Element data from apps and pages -

....

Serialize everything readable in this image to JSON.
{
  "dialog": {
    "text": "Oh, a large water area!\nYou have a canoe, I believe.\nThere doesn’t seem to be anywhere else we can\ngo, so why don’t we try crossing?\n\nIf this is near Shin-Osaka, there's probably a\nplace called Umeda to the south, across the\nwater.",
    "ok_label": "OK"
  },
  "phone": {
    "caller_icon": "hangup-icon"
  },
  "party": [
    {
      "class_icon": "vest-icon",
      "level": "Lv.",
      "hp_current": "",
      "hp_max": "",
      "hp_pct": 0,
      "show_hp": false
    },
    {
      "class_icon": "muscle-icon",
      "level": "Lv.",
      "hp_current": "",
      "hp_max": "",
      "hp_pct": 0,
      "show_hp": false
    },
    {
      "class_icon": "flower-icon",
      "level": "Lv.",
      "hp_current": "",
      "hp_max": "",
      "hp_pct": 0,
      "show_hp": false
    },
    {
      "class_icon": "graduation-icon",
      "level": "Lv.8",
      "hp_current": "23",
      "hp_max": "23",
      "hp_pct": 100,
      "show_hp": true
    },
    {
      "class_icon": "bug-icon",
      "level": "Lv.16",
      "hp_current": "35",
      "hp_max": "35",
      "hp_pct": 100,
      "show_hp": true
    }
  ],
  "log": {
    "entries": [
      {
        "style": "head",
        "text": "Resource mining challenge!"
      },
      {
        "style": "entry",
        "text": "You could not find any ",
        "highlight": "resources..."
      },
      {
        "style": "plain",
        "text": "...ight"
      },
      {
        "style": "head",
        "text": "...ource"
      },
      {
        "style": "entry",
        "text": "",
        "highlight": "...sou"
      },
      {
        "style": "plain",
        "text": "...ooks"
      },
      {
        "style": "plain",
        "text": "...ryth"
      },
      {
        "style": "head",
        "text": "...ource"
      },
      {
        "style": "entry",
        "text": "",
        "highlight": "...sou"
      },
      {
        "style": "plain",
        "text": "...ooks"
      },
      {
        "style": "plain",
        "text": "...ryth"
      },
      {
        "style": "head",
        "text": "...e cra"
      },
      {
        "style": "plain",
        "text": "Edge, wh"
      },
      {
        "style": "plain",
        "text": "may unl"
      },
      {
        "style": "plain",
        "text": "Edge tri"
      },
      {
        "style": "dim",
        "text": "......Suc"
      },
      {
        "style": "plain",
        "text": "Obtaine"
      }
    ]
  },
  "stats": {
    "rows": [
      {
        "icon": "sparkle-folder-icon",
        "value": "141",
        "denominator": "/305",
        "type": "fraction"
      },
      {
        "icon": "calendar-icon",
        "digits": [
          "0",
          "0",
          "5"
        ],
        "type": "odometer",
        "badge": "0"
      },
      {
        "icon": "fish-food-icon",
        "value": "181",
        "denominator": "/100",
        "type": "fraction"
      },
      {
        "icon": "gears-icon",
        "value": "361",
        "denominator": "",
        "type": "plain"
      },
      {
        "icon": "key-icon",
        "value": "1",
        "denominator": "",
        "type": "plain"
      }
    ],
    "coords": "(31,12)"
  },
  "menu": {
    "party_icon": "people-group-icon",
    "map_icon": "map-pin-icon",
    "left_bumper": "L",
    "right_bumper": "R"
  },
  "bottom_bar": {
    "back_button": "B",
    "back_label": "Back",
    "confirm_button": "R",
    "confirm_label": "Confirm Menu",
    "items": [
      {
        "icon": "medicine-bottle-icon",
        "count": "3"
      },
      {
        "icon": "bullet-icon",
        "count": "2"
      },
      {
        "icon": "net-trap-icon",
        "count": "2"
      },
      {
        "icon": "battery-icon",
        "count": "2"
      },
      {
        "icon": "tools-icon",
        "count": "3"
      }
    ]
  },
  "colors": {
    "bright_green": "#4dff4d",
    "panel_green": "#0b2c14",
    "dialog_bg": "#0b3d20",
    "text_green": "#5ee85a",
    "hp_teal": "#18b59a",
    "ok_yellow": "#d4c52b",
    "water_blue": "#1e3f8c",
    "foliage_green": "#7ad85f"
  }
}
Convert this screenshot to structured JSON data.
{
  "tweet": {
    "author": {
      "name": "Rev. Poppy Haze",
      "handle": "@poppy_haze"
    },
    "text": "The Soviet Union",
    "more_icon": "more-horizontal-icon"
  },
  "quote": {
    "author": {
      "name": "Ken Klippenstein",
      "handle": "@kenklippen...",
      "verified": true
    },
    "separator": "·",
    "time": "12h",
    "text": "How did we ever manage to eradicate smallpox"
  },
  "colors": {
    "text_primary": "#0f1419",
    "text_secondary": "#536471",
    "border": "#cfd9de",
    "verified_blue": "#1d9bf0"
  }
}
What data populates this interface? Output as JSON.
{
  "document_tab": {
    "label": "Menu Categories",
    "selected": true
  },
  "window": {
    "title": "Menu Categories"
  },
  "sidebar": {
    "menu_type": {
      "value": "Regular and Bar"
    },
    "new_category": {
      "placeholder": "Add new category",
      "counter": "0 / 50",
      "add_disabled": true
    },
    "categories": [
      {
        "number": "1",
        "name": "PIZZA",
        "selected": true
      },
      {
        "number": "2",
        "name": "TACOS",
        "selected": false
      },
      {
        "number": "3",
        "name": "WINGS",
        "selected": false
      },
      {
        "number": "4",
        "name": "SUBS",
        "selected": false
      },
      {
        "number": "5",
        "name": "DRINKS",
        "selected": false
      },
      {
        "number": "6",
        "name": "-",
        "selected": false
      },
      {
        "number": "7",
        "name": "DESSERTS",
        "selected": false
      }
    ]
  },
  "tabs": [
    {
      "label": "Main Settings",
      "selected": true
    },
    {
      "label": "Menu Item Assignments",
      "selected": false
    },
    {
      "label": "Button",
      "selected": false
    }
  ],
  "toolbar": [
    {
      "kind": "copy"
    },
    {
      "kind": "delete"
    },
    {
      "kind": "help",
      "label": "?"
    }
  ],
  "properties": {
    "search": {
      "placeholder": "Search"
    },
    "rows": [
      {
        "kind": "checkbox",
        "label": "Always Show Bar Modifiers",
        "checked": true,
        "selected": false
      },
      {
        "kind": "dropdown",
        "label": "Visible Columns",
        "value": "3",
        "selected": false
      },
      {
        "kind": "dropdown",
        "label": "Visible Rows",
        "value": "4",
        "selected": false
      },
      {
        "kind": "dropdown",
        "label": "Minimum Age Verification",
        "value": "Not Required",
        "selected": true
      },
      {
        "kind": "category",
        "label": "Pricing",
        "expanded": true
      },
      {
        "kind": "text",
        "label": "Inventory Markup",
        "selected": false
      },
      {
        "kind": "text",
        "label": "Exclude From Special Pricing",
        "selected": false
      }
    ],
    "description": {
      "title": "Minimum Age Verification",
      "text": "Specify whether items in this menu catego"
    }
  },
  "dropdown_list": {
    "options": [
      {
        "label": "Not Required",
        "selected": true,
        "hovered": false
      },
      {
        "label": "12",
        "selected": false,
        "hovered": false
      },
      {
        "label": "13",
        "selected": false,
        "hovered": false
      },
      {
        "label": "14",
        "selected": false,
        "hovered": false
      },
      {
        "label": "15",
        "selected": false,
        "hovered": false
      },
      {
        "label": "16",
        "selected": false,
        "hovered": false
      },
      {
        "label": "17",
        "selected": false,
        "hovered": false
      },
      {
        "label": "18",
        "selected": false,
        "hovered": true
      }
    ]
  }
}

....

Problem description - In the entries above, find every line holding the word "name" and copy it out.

Solution for this exercise -
      "name": "Rev. Poppy Haze",
      "name": "Ken Klippenstein",
        "name": "PIZZA",
        "name": "TACOS",
        "name": "WINGS",
        "name": "SUBS",
        "name": "DRINKS",
        "name": "-",
        "name": "DESSERTS",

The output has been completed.